## Input data
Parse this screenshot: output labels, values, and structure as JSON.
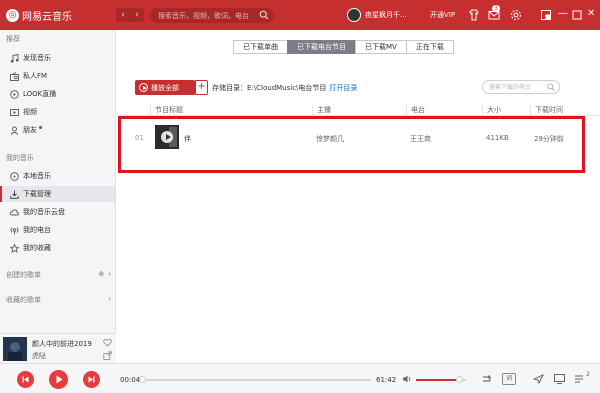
{
  "app": {
    "logo_text": "网易云音乐"
  },
  "search": {
    "placeholder": "搜索音乐，视频，歌词，电台"
  },
  "user": {
    "name": "夜星枫月千...",
    "vip_label": "开通VIP",
    "message_count": "3"
  },
  "sidebar": {
    "recommend_title": "推荐",
    "recommend_items": [
      {
        "label": "发现音乐",
        "icon": "music-note-icon"
      },
      {
        "label": "私人FM",
        "icon": "radio-icon"
      },
      {
        "label": "LOOK直播",
        "icon": "live-icon"
      },
      {
        "label": "视频",
        "icon": "video-icon"
      },
      {
        "label": "朋友",
        "icon": "friends-icon"
      }
    ],
    "mymusic_title": "我的音乐",
    "mymusic_items": [
      {
        "label": "本地音乐",
        "icon": "local-music-icon"
      },
      {
        "label": "下载管理",
        "icon": "download-icon",
        "active": true
      },
      {
        "label": "我的音乐云盘",
        "icon": "cloud-icon"
      },
      {
        "label": "我的电台",
        "icon": "podcast-icon"
      },
      {
        "label": "我的收藏",
        "icon": "star-icon"
      }
    ],
    "created_playlists": "创建的歌单",
    "collected_playlists": "收藏的歌单"
  },
  "now_playing": {
    "title": "颜人中的前进2019",
    "artist": "虎哒"
  },
  "tabs": [
    {
      "label": "已下载单曲",
      "active": false
    },
    {
      "label": "已下载电台节目",
      "active": true
    },
    {
      "label": "已下载MV",
      "active": false
    },
    {
      "label": "正在下载",
      "active": false
    }
  ],
  "toolbar": {
    "play_all": "播放全部",
    "add": "+",
    "storage_label": "存储目录：E:\\CloudMusic\\电台节目",
    "open_dir": "打开目录",
    "search_placeholder": "搜索下载的电台"
  },
  "table": {
    "headers": [
      "节目标题",
      "主播",
      "电台",
      "大小",
      "下载时间"
    ],
    "rows": [
      {
        "index": "01",
        "title": "伴",
        "host": "惊梦颜几",
        "station": "王王商",
        "size": "411KB",
        "time": "29分钟前"
      }
    ]
  },
  "player": {
    "current_time": "00:04",
    "total_time": "61:42",
    "progress": 0.001,
    "volume": 0.8,
    "lyric_label": "词",
    "queue_count": "2"
  },
  "colors": {
    "brand": "#c62f2f",
    "highlight_box": "#e0141e"
  }
}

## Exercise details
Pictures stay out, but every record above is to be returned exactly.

## Written response
Parse this screenshot: output labels, values, and structure as JSON.
{
  "app": {
    "logo_text": "网易云音乐"
  },
  "search": {
    "placeholder": "搜索音乐，视频，歌词，电台"
  },
  "user": {
    "name": "夜星枫月千...",
    "vip_label": "开通VIP",
    "message_count": "3"
  },
  "sidebar": {
    "recommend_title": "推荐",
    "recommend_items": [
      {
        "label": "发现音乐",
        "icon": "music-note-icon"
      },
      {
        "label": "私人FM",
        "icon": "radio-icon"
      },
      {
        "label": "LOOK直播",
        "icon": "live-icon"
      },
      {
        "label": "视频",
        "icon": "video-icon"
      },
      {
        "label": "朋友",
        "icon": "friends-icon"
      }
    ],
    "mymusic_title": "我的音乐",
    "mymusic_items": [
      {
        "label": "本地音乐",
        "icon": "local-music-icon"
      },
      {
        "label": "下载管理",
        "icon": "download-icon",
        "active": true
      },
      {
        "label": "我的音乐云盘",
        "icon": "cloud-icon"
      },
      {
        "label": "我的电台",
        "icon": "podcast-icon"
      },
      {
        "label": "我的收藏",
        "icon": "star-icon"
      }
    ],
    "created_playlists": "创建的歌单",
    "collected_playlists": "收藏的歌单"
  },
  "now_playing": {
    "title": "颜人中的前进2019",
    "artist": "虎哒"
  },
  "tabs": [
    {
      "label": "已下载单曲",
      "active": false
    },
    {
      "label": "已下载电台节目",
      "active": true
    },
    {
      "label": "已下载MV",
      "active": false
    },
    {
      "label": "正在下载",
      "active": false
    }
  ],
  "toolbar": {
    "play_all": "播放全部",
    "add": "+",
    "storage_label": "存储目录：E:\\CloudMusic\\电台节目",
    "open_dir": "打开目录",
    "search_placeholder": "搜索下载的电台"
  },
  "table": {
    "headers": [
      "节目标题",
      "主播",
      "电台",
      "大小",
      "下载时间"
    ],
    "rows": [
      {
        "index": "01",
        "title": "伴",
        "host": "惊梦颜几",
        "station": "王王商",
        "size": "411KB",
        "time": "29分钟前"
      }
    ]
  },
  "player": {
    "current_time": "00:04",
    "total_time": "61:42",
    "progress": 0.001,
    "volume": 0.8,
    "lyric_label": "词",
    "queue_count": "2"
  },
  "colors": {
    "brand": "#c62f2f",
    "highlight_box": "#e0141e"
  }
}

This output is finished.